The role of Bond covers the six actors who have portrayed Bond with two pages of biographical information on each actor and a list of the Bond films they starred in. Next up is the section on Bond Villains. This section covers Bond villains from the criminal masterminds Blofeld, Hugo Drax, and Goldfinger; crime lords like Frank Sanchez; muscled thugs Jaws, Odd Job, Mr. Kil, and Tee Hee; and dangerous females May Day, Elekta King, and Bambi & Thumper. The encyclopedia gives the film(s) they appeared in, their current status, characteristics, the actor who portrayed them, and a synopsis of their roles in the films.

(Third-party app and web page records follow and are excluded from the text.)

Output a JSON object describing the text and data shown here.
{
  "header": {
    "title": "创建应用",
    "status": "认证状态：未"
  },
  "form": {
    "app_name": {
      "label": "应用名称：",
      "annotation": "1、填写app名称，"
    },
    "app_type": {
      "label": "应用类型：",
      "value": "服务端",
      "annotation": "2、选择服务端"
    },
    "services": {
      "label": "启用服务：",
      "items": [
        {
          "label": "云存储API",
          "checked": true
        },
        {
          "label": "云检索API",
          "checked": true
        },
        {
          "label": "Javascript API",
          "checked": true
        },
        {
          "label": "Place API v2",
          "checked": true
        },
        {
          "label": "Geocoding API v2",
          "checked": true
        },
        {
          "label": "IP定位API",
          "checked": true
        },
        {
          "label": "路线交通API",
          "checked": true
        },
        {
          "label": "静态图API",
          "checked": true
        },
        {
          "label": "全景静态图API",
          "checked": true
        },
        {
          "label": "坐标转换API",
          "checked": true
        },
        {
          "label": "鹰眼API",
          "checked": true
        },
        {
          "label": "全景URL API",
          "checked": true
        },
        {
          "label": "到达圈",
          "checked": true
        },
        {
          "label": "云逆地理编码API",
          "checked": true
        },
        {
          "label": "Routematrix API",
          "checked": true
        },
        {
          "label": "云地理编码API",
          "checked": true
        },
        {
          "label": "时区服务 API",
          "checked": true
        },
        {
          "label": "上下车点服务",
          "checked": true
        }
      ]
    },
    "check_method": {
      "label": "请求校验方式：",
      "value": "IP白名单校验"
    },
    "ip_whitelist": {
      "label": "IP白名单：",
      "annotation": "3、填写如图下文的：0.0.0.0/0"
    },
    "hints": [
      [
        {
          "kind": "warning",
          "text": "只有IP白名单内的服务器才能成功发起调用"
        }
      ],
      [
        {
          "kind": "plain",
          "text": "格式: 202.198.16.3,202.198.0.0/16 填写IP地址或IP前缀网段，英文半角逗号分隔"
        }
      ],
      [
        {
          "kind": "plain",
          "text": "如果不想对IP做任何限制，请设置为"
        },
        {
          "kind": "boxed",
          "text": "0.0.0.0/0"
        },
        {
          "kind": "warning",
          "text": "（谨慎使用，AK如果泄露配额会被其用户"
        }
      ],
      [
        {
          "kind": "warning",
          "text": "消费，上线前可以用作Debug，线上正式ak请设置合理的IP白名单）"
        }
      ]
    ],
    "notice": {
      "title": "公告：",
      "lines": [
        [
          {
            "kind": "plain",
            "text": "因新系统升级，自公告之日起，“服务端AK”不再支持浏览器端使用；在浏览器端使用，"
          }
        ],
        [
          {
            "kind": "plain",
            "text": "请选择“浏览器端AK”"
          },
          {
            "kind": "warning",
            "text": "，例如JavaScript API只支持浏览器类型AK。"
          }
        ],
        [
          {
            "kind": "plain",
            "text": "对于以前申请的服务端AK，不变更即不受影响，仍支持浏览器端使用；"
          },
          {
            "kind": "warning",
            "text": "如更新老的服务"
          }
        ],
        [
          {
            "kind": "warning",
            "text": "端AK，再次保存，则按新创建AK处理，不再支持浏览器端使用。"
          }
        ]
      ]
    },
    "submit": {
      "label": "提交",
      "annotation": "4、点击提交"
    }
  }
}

No book on Bond would be complete without looking at the dozens of Bond Women played by some of the most beautiful actresses in the world: Terri Hatcher, Ursula Andress, Lana Wood, Eva Green, and Halle Berry. The section on supporting cast members covers all the other major and minor characters in the Bond films from Q to Miss Moneypenny. Each Aston Martin that Bond drove is featured in the section on vehicles along with some of the more extraordinary vehicles like the Bath-O-Sub from Diamonds are Forever and the Dragon Tank from Dr. No. And of course all of Bonds secret weapons and gadgets are detailed in the Weapons section.
The last fifty pages or so of the book covers each bond film in chronological order with a listing of cast and crew credits but rather than provide a synopsis of films you’ve probably seen numerous times the book instead provides anecdotes on the making of the films with all manner of interesting production notes.
This is a book that is perfect for the die-hard or casual James Bond fan.